The Edmonton community, along with communities across Canada, has theconviction and the experience to tackle these problems, but it needsresources. The federal government should provide true leadership byensuring that the provinces are able to equip communities with the means tosupport those priorities that seek to alleviate the rising burdens on thepoor and the homeless. Both federal and provincial governments must make aclear and unequivocal commitment to make the eradication of poverty,affordable and accessible housing, as well as community building projects apolicy priority.
A group of citizens concerned about the lack of attention being paidto the consequences of social policy changes in Alberta formed the Qualityof Life Commission in 1996. The Commission exposed the human dimensions ofthe poverty scandal in Canada today. That scandal lies not only in the factthat governments are letting the poor get poorer but that they are beingmarginalized in a society increasingly dominated by the strong and rich.The Commission has tried to point out that inordinate financial pressures onthe poor create an alienated class that destabilizes society.
Poverty, family breakdown and alienation come with consequences. People areleft fragile, isolated and apathetic. The negative effects of such socialexclusion are resentment and disaffection, and they ultimately erode thethreads of social fabric. Families who do not get proper nutrition are sickmore often. This costs more in health services. Families who experiencelong-term unemployment are more likely to break down, causing ever more poverty and isolation. Alienation increases therisk of addiction, which has a high human cost and a high financial cost inhealth services and addiction counseling. Young people who come fromtroubled families are more likely to fall into crime. This costs societythrough the justice and penal systems. The Quality of Life Commissioninvited the provincial government to undertake its own comprehensive,province-wide investigation, similar to what the Commission had itself done,in order to discover the effects of the growing rich-poor gap. Therecommendation went unheeded.
The Government of Canada must commit itself to making poverty eradication anall-out national priority. This would involve understanding the complex andinter-related causes and devastating long-term effects of poverty in oursociety.
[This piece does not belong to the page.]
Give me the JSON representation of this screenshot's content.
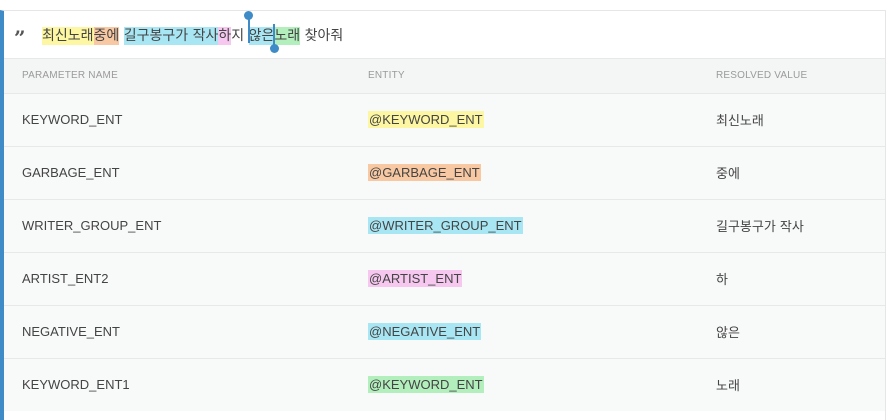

To overcome the feeling of fragility, isolation, anddisconnectedness in Alberta today, governments working together can sharewith all citizens the capacity to influence major decisions and policypriorities.